===== ENTRIES SHOWN

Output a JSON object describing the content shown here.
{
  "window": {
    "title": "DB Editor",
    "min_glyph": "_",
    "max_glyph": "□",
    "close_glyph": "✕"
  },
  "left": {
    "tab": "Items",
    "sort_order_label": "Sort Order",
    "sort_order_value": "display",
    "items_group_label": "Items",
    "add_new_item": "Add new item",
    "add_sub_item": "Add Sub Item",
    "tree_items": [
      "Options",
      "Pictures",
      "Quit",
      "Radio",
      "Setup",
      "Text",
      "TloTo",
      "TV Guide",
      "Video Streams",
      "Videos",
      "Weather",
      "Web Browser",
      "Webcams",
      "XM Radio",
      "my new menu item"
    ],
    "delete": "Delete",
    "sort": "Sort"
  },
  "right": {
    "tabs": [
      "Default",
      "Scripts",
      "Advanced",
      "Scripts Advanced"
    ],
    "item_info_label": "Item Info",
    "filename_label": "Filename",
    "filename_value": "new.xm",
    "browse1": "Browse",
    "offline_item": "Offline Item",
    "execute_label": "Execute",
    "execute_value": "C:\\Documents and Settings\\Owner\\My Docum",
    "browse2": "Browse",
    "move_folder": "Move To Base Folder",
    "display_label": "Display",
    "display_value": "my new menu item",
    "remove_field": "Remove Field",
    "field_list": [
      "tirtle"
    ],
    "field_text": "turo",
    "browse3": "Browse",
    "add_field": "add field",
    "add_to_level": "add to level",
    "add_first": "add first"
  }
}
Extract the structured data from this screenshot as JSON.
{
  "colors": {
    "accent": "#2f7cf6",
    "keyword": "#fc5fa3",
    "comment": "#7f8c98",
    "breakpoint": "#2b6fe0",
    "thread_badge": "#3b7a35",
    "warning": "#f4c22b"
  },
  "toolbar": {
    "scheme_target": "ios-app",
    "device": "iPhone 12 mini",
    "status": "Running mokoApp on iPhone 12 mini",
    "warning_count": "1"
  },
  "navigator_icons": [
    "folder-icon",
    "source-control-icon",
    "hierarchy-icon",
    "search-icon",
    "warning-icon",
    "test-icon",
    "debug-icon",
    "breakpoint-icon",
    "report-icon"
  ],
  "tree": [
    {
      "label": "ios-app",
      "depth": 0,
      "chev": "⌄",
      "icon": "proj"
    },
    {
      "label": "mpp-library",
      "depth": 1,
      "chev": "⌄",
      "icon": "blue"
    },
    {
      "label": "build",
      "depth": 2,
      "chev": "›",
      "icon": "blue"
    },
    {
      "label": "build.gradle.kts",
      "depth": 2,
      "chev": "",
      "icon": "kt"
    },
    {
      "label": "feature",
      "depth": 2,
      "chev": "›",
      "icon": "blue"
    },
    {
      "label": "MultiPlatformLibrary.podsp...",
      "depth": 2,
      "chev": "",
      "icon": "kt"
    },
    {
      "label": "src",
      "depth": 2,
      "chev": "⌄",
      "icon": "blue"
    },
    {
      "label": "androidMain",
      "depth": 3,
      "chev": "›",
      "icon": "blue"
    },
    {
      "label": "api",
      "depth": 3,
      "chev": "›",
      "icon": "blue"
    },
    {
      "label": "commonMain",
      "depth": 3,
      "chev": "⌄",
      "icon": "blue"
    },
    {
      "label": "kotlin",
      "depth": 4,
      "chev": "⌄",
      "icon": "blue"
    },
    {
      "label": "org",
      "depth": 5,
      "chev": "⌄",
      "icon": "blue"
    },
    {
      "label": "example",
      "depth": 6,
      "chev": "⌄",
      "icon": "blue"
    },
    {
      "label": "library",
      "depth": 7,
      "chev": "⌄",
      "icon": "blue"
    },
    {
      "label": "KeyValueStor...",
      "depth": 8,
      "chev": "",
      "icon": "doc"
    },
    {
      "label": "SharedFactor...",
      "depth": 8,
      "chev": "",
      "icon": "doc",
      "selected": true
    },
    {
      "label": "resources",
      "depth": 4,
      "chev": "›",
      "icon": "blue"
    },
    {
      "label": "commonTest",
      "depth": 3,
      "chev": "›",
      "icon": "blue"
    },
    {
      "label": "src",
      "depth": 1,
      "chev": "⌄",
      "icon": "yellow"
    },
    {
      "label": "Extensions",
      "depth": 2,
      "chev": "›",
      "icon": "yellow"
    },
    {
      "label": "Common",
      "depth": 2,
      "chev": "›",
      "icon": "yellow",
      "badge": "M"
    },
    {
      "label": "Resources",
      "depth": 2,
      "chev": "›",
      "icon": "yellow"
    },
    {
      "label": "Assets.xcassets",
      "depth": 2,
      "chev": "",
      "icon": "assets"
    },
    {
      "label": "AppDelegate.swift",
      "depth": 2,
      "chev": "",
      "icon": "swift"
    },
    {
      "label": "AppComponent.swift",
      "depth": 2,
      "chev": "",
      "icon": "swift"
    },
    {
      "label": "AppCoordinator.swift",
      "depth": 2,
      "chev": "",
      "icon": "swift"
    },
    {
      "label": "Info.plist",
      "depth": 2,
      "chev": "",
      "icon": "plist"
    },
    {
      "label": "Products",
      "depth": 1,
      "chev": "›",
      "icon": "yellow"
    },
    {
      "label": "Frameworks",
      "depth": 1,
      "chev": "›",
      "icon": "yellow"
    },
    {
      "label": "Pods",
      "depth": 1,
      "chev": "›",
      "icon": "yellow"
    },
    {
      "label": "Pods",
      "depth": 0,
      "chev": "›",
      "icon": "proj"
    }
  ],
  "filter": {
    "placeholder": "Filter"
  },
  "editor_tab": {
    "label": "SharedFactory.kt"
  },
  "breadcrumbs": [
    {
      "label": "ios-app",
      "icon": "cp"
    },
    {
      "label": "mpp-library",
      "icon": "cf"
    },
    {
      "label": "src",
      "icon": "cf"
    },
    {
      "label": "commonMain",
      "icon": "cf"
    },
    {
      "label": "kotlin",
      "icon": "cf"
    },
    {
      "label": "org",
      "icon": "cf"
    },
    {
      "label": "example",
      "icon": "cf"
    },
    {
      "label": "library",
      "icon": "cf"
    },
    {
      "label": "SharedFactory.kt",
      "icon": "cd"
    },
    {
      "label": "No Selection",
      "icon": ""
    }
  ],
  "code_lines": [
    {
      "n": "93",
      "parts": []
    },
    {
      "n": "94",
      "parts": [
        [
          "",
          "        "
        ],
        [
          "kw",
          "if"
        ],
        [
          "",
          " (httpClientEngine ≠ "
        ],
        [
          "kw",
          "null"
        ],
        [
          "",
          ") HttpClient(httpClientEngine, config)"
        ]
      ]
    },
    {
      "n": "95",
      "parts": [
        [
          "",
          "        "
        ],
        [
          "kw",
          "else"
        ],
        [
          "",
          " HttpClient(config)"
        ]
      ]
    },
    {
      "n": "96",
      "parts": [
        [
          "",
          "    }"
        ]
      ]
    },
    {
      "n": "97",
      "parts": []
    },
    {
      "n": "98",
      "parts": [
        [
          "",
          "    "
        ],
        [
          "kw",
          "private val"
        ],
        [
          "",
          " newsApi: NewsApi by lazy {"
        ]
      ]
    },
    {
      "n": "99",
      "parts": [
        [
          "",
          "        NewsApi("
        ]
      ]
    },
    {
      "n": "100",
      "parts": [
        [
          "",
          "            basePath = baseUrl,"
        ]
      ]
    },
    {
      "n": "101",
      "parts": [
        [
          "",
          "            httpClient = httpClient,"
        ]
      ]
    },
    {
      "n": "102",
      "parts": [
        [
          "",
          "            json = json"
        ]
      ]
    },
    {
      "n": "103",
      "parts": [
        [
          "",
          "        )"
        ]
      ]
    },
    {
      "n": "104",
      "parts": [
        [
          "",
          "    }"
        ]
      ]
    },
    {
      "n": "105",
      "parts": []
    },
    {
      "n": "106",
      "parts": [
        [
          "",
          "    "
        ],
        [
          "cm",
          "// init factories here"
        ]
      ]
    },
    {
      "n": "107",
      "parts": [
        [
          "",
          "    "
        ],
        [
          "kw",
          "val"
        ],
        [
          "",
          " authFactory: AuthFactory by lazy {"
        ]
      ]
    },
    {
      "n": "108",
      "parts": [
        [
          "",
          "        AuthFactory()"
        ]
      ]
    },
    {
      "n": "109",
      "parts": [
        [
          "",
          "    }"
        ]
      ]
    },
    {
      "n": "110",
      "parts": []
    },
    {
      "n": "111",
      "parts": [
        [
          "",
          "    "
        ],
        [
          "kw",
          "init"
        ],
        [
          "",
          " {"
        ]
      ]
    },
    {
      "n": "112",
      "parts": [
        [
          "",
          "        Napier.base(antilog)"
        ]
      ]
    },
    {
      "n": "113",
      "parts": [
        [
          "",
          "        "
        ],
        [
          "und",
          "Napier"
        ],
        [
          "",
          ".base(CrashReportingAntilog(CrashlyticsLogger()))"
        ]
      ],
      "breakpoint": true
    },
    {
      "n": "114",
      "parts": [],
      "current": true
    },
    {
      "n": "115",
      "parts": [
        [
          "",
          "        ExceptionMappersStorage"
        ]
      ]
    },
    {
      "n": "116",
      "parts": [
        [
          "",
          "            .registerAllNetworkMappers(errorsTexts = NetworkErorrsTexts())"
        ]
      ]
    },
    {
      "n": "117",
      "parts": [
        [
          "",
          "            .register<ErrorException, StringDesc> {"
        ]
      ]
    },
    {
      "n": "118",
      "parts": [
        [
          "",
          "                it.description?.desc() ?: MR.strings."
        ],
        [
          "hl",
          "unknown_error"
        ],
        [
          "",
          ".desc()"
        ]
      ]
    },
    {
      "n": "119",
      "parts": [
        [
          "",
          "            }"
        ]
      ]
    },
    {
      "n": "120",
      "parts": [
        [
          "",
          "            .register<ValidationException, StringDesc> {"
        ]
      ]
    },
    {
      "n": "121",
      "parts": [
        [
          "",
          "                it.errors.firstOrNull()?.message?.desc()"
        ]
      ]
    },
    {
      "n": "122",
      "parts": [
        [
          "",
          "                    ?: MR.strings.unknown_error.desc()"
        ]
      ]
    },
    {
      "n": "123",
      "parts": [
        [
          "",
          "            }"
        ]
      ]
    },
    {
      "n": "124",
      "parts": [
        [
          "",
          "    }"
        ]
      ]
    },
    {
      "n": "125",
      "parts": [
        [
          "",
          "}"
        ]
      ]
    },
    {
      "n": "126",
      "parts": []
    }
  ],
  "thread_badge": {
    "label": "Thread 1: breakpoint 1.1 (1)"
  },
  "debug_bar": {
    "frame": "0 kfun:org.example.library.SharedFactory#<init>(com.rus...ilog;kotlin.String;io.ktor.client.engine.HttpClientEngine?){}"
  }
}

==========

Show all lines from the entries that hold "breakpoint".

    "breakpoint": "#2b6fe0",
    "breakpoint-icon",
      "breakpoint": true
    "label": "Thread 1: breakpoint 1.1 (1)"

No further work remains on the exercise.